2021: Trinity research highlights

Posted on: 23 December 2021

Over the past 12 months our researchers have made some incredible contributions to their fields, and to society.

In many cases their discoveries, innovations and added knowledge will pave the way to a more sustainable, safer, future.

In this piece, we highlight 10 pieces of work that made waves and sparked discussion in 2021.


  1. Researchers from Trinity’s School of Natural Sciences, working with colleagues at Durham University and the Open University, shed light on the enigmatic “spiders from Mars”. Their work provided the first physical evidence that these unique features on the planet’s surface can be formed by the sublimation of CO2. Read the whole story here.
An image from NASA’s Mars Reconnaissance Orbiter, acquired May 13, 2018 during winter at the South Pole of Mars, shows a carbon dioxide ice cap covering the region and as the sun returns in the spring, “spiders” begin to emerge from the landscape.
  1. Marvel Studios’ Eternals, released last month, is the first major film to feature some characters speaking in Babylonian, a language of ancient Iraq that died out over 2,000 years ago. Translations into the long-dead language were provided by a researcher from Trinity’s School of Languages, Literatures and Cultural Studies. Read the whole story here.

  1. Scientists from Trinity’s School of Chemistry and AMBER, the SFI Research Centre for Advanced Materials and BioEngineering at Trinity, reported that they are homing in on a recipe that would enable the future production of entirely renewable, clean energy from which water would be the only waste product. Read the whole story here.

  1. In an inaugural lecture from a researcher from the School of English, we heard how Shakespeare’s position as a central figure in global culture is due in part to the efforts of some unknown, small-scale publishers, whose work helped catapult the Bard to global popularity. Read the whole story here.

  1. Scientists from Trinity’s School of Medicine, and Genetics and Microbiology, used ancient DNA extracted from human bones to rewrite early Japanese history. Their work showed that modern day populations in Japan have a tripartite genetic origin – a finding that refines previously accepted views of a dual genomic ancestry. Read the whole story here.
A human Jomon skull from which human DNA was extracted. Credit: Lead researcher, Shigeki Nakagome, Assistant Professor in Psychiatry, School of Medicine, Trinity College Dublin.
  1. The All-Ireland Pollinator Plan 2021-2025, which involves many of our researchers in the School of Natural Sciences, [see pollinators.ie] moved into its second phase. The new plan provides a five-year roadmap to help bees, other pollinating insects, and our wider biodiversity – and promises to engage more stakeholders and address more specific actions. Read the whole story here.

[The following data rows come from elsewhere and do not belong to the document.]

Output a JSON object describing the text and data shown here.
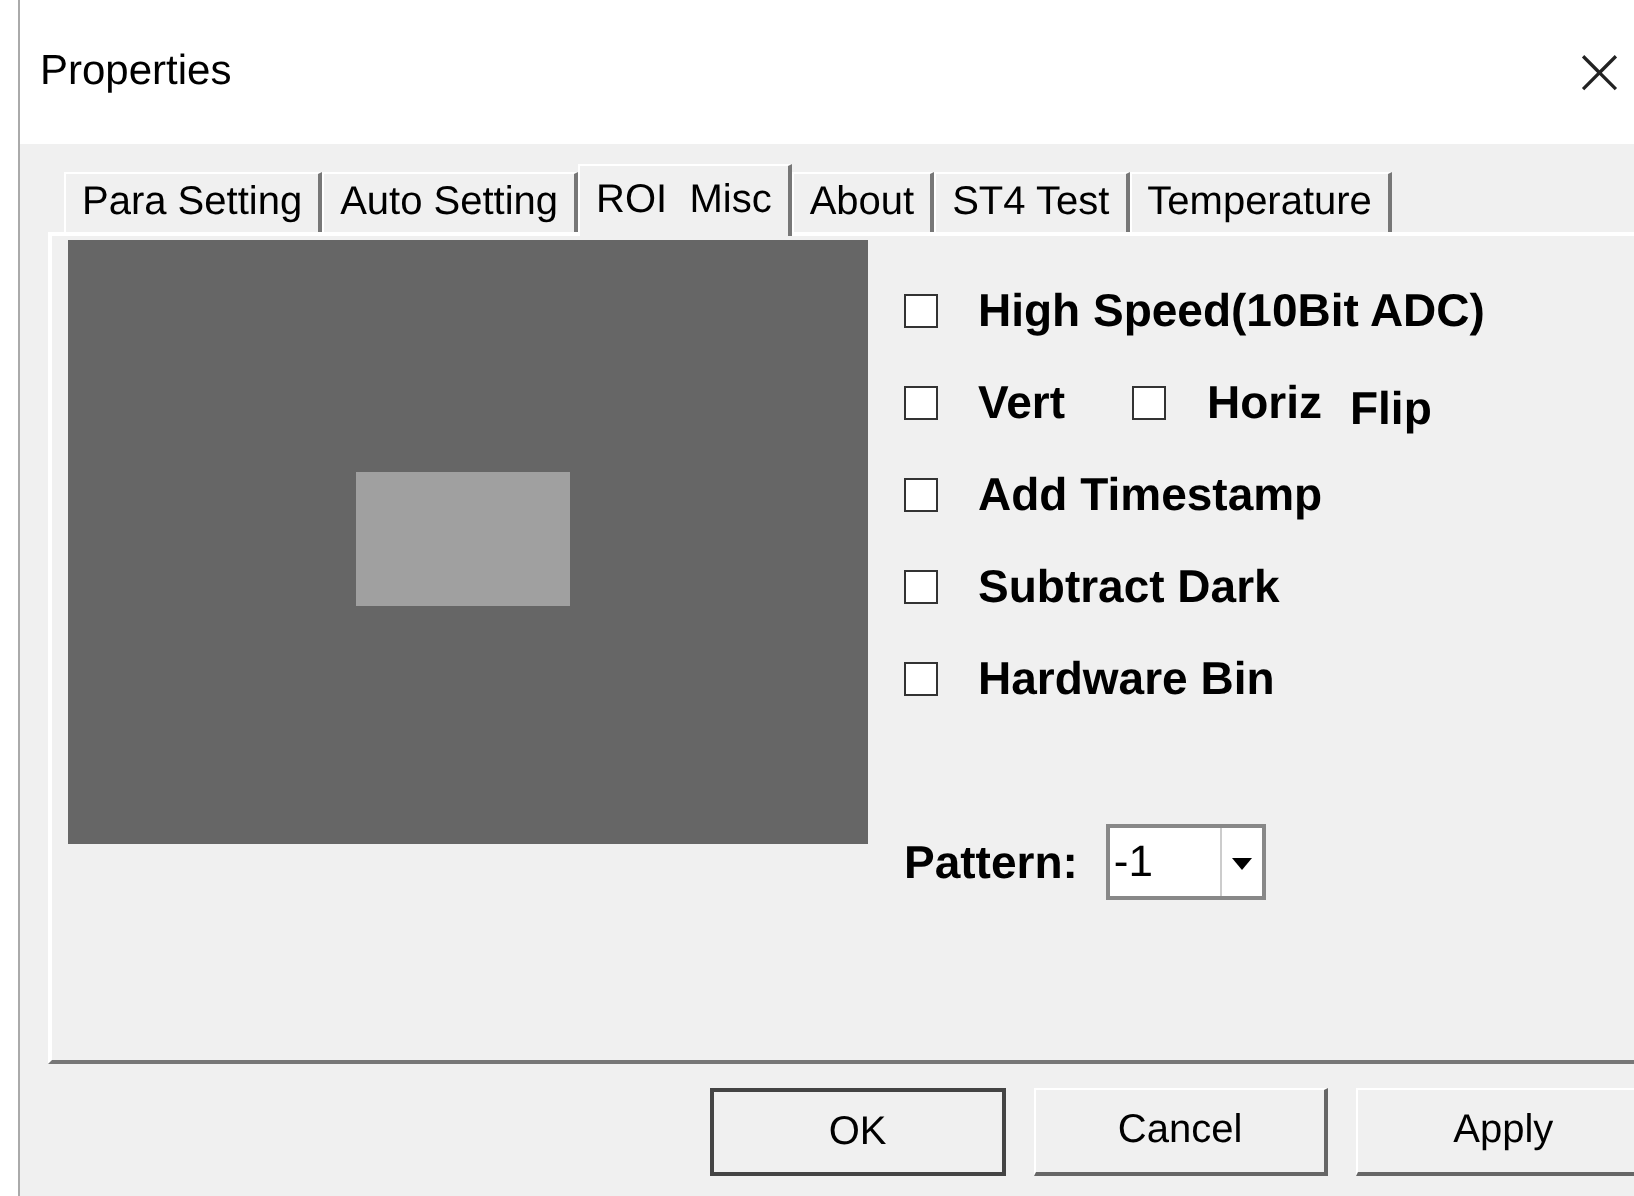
{
  "window": {
    "title": "Properties",
    "close": "×"
  },
  "tabs": [
    {
      "label": "Para Setting",
      "selected": false
    },
    {
      "label": "Auto Setting",
      "selected": false
    },
    {
      "label": "ROI  Misc",
      "selected": true
    },
    {
      "label": "About",
      "selected": false
    },
    {
      "label": "ST4 Test",
      "selected": false
    },
    {
      "label": "Temperature",
      "selected": false
    }
  ],
  "options": [
    {
      "kind": "single",
      "label": "High Speed(10Bit ADC)",
      "checked": false
    },
    {
      "kind": "pair",
      "items": [
        {
          "label": "Vert",
          "checked": false
        },
        {
          "label": "Horiz",
          "checked": false
        }
      ],
      "suffix": "Flip"
    },
    {
      "kind": "single",
      "label": "Add Timestamp",
      "checked": false
    },
    {
      "kind": "single",
      "label": "Subtract Dark",
      "checked": false
    },
    {
      "kind": "single",
      "label": "Hardware Bin",
      "checked": false
    }
  ],
  "pattern": {
    "label": "Pattern:",
    "value": "-1"
  },
  "buttons": [
    {
      "label": "OK",
      "default": true
    },
    {
      "label": "Cancel",
      "default": false
    },
    {
      "label": "Apply",
      "default": false
    }
  ]
}
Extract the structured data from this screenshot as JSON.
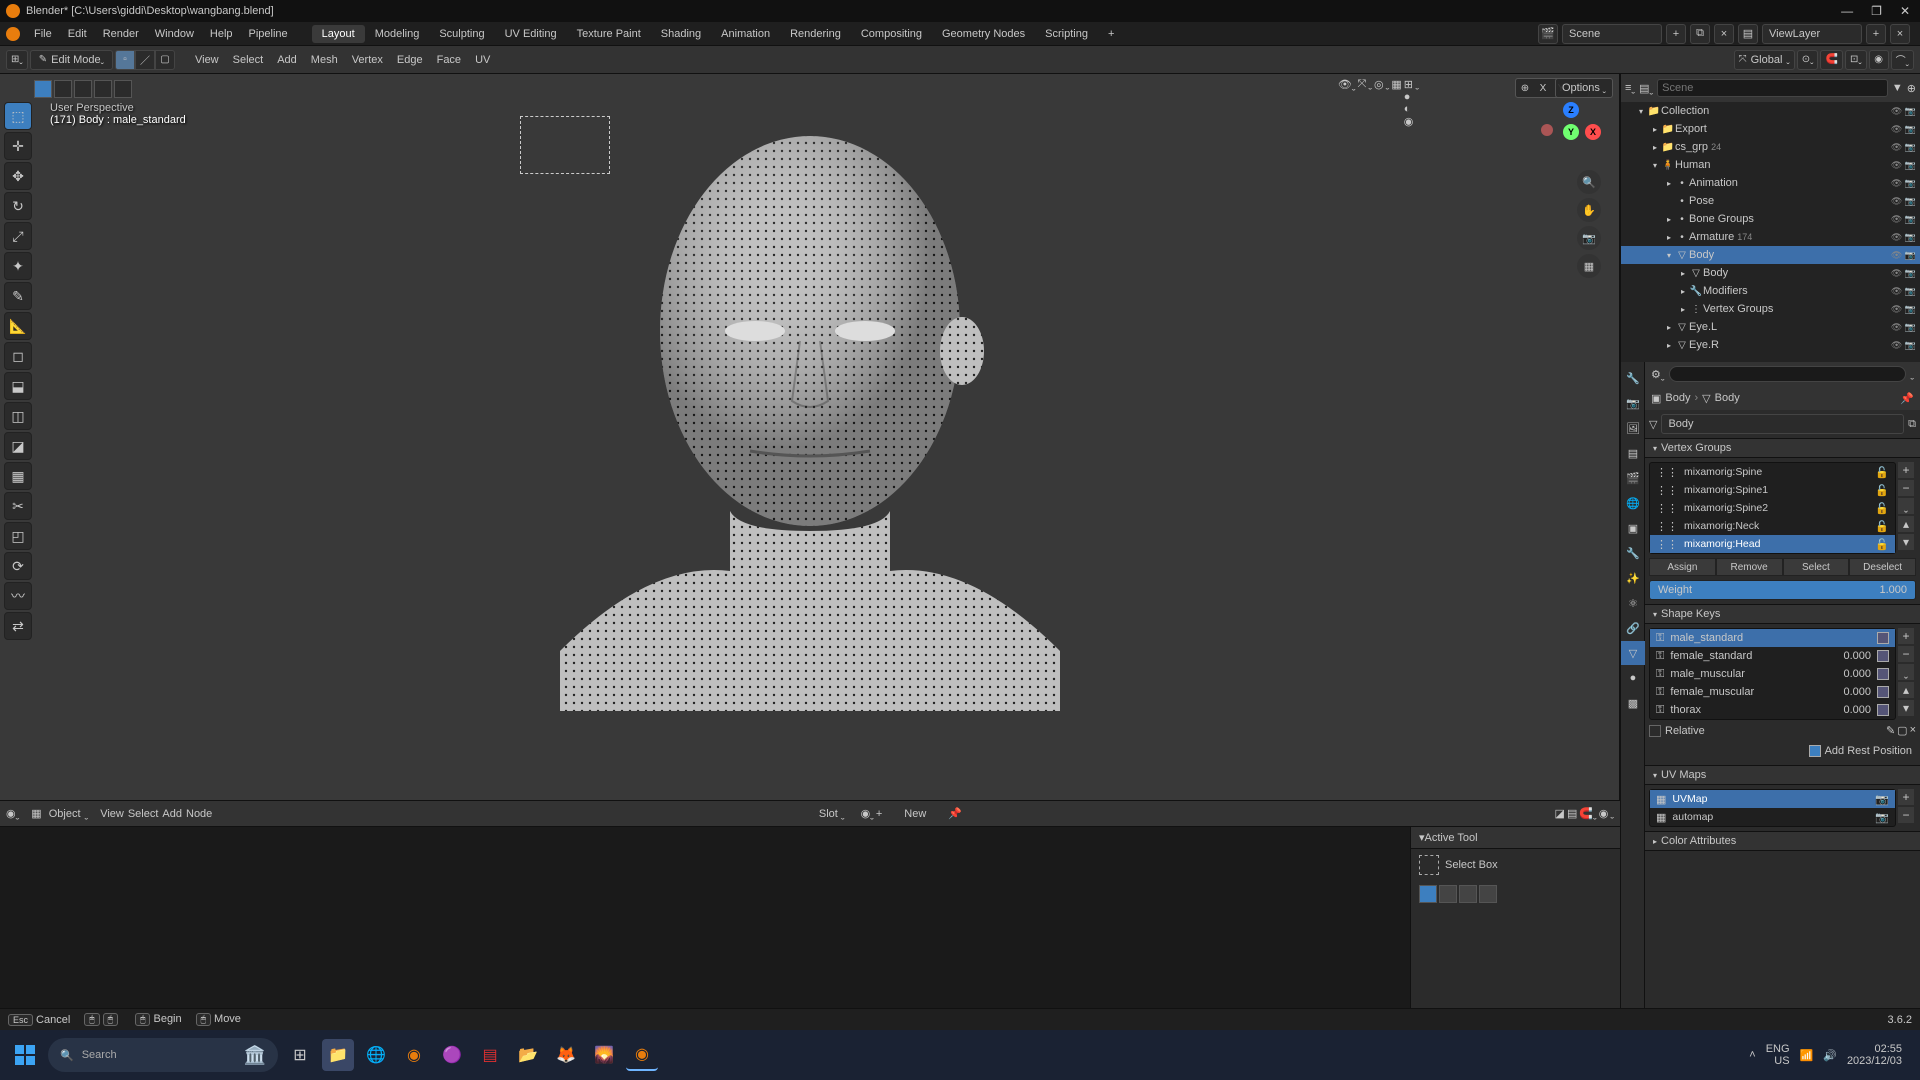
{
  "title": "Blender* [C:\\Users\\giddi\\Desktop\\wangbang.blend]",
  "menu": {
    "file": "File",
    "edit": "Edit",
    "render": "Render",
    "window": "Window",
    "help": "Help",
    "pipeline": "Pipeline"
  },
  "workspaces": [
    "Layout",
    "Modeling",
    "Sculpting",
    "UV Editing",
    "Texture Paint",
    "Shading",
    "Animation",
    "Rendering",
    "Compositing",
    "Geometry Nodes",
    "Scripting"
  ],
  "scene": {
    "label": "Scene",
    "viewlayer": "ViewLayer"
  },
  "editmode": "Edit Mode",
  "toolbar": {
    "view": "View",
    "select": "Select",
    "add": "Add",
    "mesh": "Mesh",
    "vertex": "Vertex",
    "edge": "Edge",
    "face": "Face",
    "uv": "UV",
    "global": "Global"
  },
  "axis": {
    "x": "X",
    "y": "Y",
    "z": "Z"
  },
  "options": "Options",
  "viewport": {
    "persp": "User Perspective",
    "obj": "(171) Body : male_standard"
  },
  "nodegraph": {
    "object": "Object",
    "view": "View",
    "select": "Select",
    "add": "Add",
    "node": "Node",
    "slot": "Slot",
    "new": "New"
  },
  "activetool": {
    "header": "Active Tool",
    "tool": "Select Box"
  },
  "outliner": {
    "items": [
      {
        "depth": 1,
        "icon": "▾",
        "name": "Collection",
        "type": "col"
      },
      {
        "depth": 2,
        "icon": "▸",
        "name": "Export",
        "type": "col"
      },
      {
        "depth": 2,
        "icon": "▸",
        "name": "cs_grp",
        "type": "col",
        "extra": "24"
      },
      {
        "depth": 2,
        "icon": "▾",
        "name": "Human",
        "type": "arm"
      },
      {
        "depth": 3,
        "icon": "▸",
        "name": "Animation",
        "type": "data"
      },
      {
        "depth": 3,
        "icon": "",
        "name": "Pose",
        "type": "data"
      },
      {
        "depth": 3,
        "icon": "▸",
        "name": "Bone Groups",
        "type": "data"
      },
      {
        "depth": 3,
        "icon": "▸",
        "name": "Armature",
        "type": "data",
        "extra": "174"
      },
      {
        "depth": 3,
        "icon": "▾",
        "name": "Body",
        "type": "mesh",
        "sel": true
      },
      {
        "depth": 4,
        "icon": "▸",
        "name": "Body",
        "type": "meshdata"
      },
      {
        "depth": 4,
        "icon": "▸",
        "name": "Modifiers",
        "type": "mod"
      },
      {
        "depth": 4,
        "icon": "▸",
        "name": "Vertex Groups",
        "type": "vg"
      },
      {
        "depth": 3,
        "icon": "▸",
        "name": "Eye.L",
        "type": "mesh"
      },
      {
        "depth": 3,
        "icon": "▸",
        "name": "Eye.R",
        "type": "mesh"
      }
    ]
  },
  "props": {
    "crumb1": "Body",
    "crumb2": "Body",
    "meshname": "Body",
    "vg_header": "Vertex Groups",
    "vgroups": [
      "mixamorig:Spine",
      "mixamorig:Spine1",
      "mixamorig:Spine2",
      "mixamorig:Neck",
      "mixamorig:Head"
    ],
    "vg_sel": 4,
    "assign": "Assign",
    "remove": "Remove",
    "select": "Select",
    "deselect": "Deselect",
    "weight_label": "Weight",
    "weight_value": "1.000",
    "sk_header": "Shape Keys",
    "shapekeys": [
      {
        "n": "male_standard",
        "v": ""
      },
      {
        "n": "female_standard",
        "v": "0.000"
      },
      {
        "n": "male_muscular",
        "v": "0.000"
      },
      {
        "n": "female_muscular",
        "v": "0.000"
      },
      {
        "n": "thorax",
        "v": "0.000"
      }
    ],
    "sk_sel": 0,
    "relative": "Relative",
    "addrest": "Add Rest Position",
    "uv_header": "UV Maps",
    "uvmaps": [
      "UVMap",
      "automap"
    ],
    "ca_header": "Color Attributes"
  },
  "status": {
    "cancel": "Cancel",
    "begin": "Begin",
    "move": "Move",
    "version": "3.6.2"
  },
  "taskbar": {
    "search": "Search",
    "lang1": "ENG",
    "lang2": "US",
    "time": "02:55",
    "date": "2023/12/03"
  }
}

  1. Scientists from Trinity’s Academic Unity of Neurology made a major discovery in understanding motor neuron disease (MND). The research team found that MND has 4 distinct patterns of changes in electrical signals that can be identified using EEG, which will help identify patients for clinical trials and assist in finding new treatments for this devastating disease. Read the whole story here.

  1. As global superstar Adele released her new album, 30, millions of people wondered why it is that sad songs are so appealing to us. Step forward one of our researchers from the School of Medicine, and the Trinity College Institute of Neuroscience, who explained the underling biology and psychology. Read the whole story here.

  1. Researchers from Trinity’s School of Genetics and Microbiology discovered how a specific genetic mutation causes a devastating, incurable childhood cancer, known as diffuse midline glioma, and—in lab studies working with model cell types—successfully reversed its effects to slow cancer cell growth with a targeted drug. Read the whole story here.

  1. Researchers from the Trinity Centre for Environmental Humanities combined historical evidence with polar ice-core records of volcanic eruptions and discovered that eruptions may have triggered abrupt climate changes and contributed to the repeated collapse of Chinese dynasties over the past 2,000 years. Read the whole story here.
The study also illustrates how volcanic eruptions profoundly impact vulnerable or unstable regions and highlights the need to prepare for future eruptions. Image: Ming lamellar coat cavalry, Yprpyqp, CC BY-SA 4.0, via Wikimedia Commons